Fred Weiss is a California resident that signed up for the service, and was unhappy with the amount of text alerts he was receiving. How unhappy? He's suing the Penguins.
The lawsuit, brought last week in the U.S. District Court in California's Central District, says that the Penguins violated the Telephone Consumer Protection Act by sending more text messages than agreed to in the terms and conditions.
According to the complaint, when the plaintiff signed up for the text alerts — intended to provide information like player trades, breaking news, and special team-related offers — the agreement on the Penguins website states the team will send a maximum of three texts per week.
The suit [via CourthouseNews], which seeks class-action status, is asking the court for an injunction that would prevent the team from texting beyond the 3/week limit. It's also asking for unspecified damages.
Did the Penguins actually do anything in violation of their agreement? Or did someone build am absurd waste of a case around misread fine print?
Here's more from the lawsuit:
www.courthousenews.comAnd here's the fine print from the Penguins:
Your carrier's standard messaging and data rates apply to all SMS correspondence. Other charges may apply. By subscribing, you consent to receiving, from time to time, further text messages from us which may include offers from us, our affiliates and partners. Available on participating carriers. Maximum of 3 messages a week. To end this service, text "STOP" to 32623. For help text "HELP" to 32623 or email email@example.com or call 412-642-1300.
Now, in scanning the lawsuit, it doesn't appear Weiss ever attempted to unsubscribe to the text alerts. Because obviously bringing legal action against the Penguins is more cost effective and a better use of everyone's time than sending the word "STOP" to 32623.

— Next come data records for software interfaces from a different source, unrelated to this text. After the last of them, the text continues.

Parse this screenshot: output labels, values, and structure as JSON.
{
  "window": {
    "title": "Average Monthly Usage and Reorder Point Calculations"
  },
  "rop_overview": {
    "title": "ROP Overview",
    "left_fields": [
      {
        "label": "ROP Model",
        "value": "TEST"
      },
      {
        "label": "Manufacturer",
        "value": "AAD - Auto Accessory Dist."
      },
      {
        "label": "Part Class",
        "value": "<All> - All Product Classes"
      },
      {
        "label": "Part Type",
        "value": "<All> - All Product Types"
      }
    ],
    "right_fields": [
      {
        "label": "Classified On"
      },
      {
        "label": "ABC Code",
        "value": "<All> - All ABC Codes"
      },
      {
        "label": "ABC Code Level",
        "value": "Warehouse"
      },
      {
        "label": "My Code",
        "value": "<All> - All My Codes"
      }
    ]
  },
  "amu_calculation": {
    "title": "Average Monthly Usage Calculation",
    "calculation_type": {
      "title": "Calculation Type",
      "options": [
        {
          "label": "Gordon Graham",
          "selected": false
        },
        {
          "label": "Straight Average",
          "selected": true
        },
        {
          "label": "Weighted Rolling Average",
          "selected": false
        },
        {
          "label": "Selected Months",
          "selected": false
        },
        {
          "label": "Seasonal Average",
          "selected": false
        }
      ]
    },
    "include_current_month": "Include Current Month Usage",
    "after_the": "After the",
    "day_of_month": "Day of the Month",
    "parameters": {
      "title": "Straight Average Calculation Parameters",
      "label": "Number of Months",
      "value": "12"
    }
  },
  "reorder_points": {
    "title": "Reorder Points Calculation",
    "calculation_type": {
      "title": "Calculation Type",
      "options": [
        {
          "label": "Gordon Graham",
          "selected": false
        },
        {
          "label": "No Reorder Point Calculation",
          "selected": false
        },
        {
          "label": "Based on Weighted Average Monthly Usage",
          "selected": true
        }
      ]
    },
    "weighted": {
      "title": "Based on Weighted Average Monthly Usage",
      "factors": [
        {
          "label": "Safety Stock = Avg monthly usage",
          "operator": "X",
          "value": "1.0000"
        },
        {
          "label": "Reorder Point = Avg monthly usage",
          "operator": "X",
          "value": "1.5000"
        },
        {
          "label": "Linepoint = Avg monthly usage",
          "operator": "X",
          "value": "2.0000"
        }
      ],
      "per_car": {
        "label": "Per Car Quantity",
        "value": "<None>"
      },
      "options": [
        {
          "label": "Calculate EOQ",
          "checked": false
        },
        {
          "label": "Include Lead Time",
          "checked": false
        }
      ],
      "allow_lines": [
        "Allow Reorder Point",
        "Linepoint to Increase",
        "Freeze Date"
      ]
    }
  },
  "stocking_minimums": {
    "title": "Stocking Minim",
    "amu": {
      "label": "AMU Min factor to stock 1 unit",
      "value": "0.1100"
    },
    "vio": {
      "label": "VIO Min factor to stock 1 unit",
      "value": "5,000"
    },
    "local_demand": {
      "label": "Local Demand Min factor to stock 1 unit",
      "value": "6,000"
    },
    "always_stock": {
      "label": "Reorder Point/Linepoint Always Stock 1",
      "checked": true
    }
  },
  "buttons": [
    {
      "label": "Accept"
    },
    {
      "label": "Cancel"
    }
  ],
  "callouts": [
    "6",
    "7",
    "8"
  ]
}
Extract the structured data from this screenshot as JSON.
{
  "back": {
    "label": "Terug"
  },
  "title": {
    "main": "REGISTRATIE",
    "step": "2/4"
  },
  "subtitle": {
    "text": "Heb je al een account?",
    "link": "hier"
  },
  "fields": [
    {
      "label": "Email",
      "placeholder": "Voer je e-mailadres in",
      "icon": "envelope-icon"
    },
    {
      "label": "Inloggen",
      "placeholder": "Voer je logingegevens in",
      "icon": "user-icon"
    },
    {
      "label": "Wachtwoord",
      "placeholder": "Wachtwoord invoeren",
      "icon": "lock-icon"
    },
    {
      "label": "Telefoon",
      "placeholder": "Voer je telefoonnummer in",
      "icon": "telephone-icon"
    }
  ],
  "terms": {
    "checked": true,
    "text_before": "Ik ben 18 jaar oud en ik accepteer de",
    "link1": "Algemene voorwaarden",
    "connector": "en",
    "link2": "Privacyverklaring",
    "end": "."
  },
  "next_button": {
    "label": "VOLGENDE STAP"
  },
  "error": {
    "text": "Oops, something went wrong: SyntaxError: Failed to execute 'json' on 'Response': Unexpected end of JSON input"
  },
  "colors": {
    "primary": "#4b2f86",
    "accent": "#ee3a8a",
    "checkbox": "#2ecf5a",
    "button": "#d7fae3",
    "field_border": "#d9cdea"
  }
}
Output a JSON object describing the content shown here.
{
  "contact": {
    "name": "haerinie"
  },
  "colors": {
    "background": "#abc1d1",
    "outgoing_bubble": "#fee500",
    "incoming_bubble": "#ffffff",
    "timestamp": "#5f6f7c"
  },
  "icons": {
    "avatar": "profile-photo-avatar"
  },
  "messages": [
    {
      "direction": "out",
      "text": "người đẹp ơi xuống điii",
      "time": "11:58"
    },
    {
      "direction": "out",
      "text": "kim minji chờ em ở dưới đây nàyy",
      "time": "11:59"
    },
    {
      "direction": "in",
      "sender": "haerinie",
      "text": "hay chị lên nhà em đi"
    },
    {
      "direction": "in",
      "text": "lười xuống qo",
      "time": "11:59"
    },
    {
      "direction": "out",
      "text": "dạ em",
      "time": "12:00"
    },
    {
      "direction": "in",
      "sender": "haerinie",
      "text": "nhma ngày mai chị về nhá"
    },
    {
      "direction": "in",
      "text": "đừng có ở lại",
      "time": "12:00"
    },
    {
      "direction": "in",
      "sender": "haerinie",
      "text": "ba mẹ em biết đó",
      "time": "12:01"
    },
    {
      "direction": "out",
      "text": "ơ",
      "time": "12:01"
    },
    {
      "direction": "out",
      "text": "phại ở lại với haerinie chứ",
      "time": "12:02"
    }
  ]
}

But speaking to the suit: Unless we're completely misreading this, it appears the "maximum of three messages" is in reference to text alerts above and beyond — aka "further" — the ones about the Penguins, from "us, our affiliates and partners." You know, direct marketing stuff. As long as that content didn't exceed three messages, there's no case.
Why are we even applying logic to this? Two messages above the misunderstood maximum is "excess"? Signing up for something, deciding you don't like it, and then subjecting yourself to further aggravation is an "invasion of privacy"? Good lord.
Poor Pittsburgh. The last time we saw something from the Penguins exploited like this for someone else's benefit, Marc-Andre Fleury finished the first round with an .834 save percentage ...